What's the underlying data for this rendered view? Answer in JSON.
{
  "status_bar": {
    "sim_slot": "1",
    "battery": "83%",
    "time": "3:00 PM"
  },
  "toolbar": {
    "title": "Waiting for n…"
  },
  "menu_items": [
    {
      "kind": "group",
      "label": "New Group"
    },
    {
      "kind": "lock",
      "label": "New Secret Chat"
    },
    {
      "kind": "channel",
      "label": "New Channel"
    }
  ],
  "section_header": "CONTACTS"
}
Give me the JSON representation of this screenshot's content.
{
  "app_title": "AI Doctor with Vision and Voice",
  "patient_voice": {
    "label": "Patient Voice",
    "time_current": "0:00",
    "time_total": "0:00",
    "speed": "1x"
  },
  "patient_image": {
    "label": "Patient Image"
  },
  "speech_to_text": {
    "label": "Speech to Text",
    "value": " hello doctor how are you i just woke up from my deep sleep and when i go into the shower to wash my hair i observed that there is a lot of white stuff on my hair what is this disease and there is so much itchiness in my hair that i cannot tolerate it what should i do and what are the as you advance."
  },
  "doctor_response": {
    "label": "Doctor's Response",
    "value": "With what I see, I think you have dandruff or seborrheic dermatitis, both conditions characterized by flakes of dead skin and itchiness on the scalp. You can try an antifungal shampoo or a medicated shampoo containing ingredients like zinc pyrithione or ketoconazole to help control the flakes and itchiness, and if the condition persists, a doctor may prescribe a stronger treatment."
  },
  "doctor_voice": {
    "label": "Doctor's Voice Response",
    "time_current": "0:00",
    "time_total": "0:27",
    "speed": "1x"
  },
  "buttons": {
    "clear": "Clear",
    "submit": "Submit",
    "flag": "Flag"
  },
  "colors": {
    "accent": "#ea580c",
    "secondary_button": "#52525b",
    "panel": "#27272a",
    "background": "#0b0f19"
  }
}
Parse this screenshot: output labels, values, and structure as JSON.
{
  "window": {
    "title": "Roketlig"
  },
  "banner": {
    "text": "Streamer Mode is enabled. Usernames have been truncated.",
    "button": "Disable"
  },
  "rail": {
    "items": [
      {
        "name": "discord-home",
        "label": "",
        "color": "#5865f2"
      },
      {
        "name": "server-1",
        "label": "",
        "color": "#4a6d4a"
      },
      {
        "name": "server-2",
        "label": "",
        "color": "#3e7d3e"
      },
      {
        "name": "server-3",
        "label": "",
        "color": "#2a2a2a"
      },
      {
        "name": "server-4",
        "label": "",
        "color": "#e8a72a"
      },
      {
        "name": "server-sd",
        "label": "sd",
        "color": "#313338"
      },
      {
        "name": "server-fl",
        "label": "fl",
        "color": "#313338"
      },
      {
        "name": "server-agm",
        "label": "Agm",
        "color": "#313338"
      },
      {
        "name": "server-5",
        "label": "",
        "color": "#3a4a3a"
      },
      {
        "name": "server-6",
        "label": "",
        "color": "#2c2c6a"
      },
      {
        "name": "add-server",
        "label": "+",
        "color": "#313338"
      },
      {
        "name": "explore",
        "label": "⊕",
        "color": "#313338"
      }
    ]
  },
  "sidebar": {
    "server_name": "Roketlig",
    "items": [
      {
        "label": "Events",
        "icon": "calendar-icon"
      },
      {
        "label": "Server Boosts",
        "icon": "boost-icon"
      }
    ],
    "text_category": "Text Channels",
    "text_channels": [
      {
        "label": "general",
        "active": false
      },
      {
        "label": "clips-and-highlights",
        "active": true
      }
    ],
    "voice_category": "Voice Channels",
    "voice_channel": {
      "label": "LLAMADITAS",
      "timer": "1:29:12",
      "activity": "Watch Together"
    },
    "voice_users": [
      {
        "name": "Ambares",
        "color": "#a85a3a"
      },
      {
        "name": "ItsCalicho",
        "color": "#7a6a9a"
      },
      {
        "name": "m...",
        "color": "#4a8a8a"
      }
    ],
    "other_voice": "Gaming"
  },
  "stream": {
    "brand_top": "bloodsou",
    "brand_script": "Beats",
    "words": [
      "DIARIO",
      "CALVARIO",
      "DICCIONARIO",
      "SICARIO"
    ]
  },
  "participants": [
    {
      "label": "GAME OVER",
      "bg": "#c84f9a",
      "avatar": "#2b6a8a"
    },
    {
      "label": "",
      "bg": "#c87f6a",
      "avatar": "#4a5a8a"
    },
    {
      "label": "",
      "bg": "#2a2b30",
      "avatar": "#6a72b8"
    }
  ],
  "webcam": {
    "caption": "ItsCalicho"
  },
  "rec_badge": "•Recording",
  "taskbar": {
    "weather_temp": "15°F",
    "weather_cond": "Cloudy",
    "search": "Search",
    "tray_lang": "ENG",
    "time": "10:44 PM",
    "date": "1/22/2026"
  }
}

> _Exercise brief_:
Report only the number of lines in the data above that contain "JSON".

> _The completed task_:
3